El entrenamiento en el trabajo es suficiente. Te explicamos todo lo que necesitas saber. Trading Instruments. Volume lots per day. Possible income. Debe estar preparado para la posibilidad de que varios lotes seguidos pierdan. Para demostrarlo, hagamos un viaje al pasado para ver algunos ejemplos de ganancias extremadamente grandes y destacar episodios claves en la historia del mercado mundial de divisas.
Los ejemplos anteriores demuestran que puedes ganar mucho dinero en Forex y no es necesario ser economista. La edad a la que comienzas a operar tampoco es importante. Tu deposito. Tu ingreso:. Factores favorables para ganar en Forex:. Empezar con una gran cantidad de dinero. Arriesgar los bonos. Seguir las noticias sin descanso. Si bien, al principio, ganar dinero en Forex como trader no es tu principal fuente de ingresos, debes dedicarle tanto tiempo como sea razonablemente posible, sin afectar tu trabajo principal, tu cordura o tu salud.
Esto se debe a la alta volatilidad imprevisibilidad de las cotizaciones de todos los instrumentos de trading del mercado de divisas. Jacobo Morales. Sin embargo, no hacerlo siguiendo la normativa puede tener consecuencias. La historia de Francisco Vallejo es un buen ejemplo. A modo de ejemplo , imagina que has invertido en bolsa y has ganado 2. En este sentido, recuerda que El Gordo de Navidad, la Quiniela, El Euromillones y otros juegos de azar similares tienen su propia fiscalidad.
Y es que, no todas las inversiones funcionan igual a efectos fiscales. Para que lo entiendas mejor, en caso de que hayas perdido con acciones, fondos, ETFs Este es el caso de Pedro. Este es el resultado global de sus inversiones en En otras palabras, usar los 1.

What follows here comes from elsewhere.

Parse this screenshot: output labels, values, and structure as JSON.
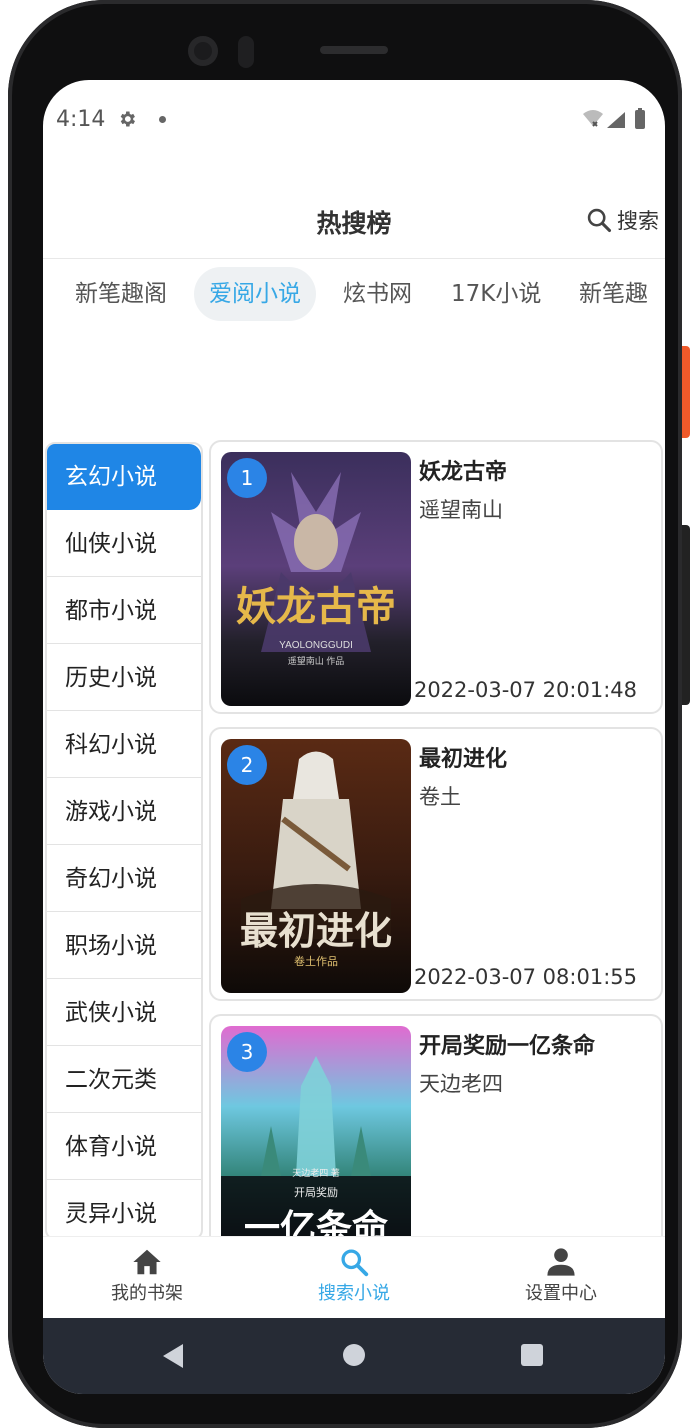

Ejemplo 2: Compensar ganancias de la venta de la casa. El dinero obtenido por la venta de la vivienda se considera una ganancia patrimonial a efectos de IRPF.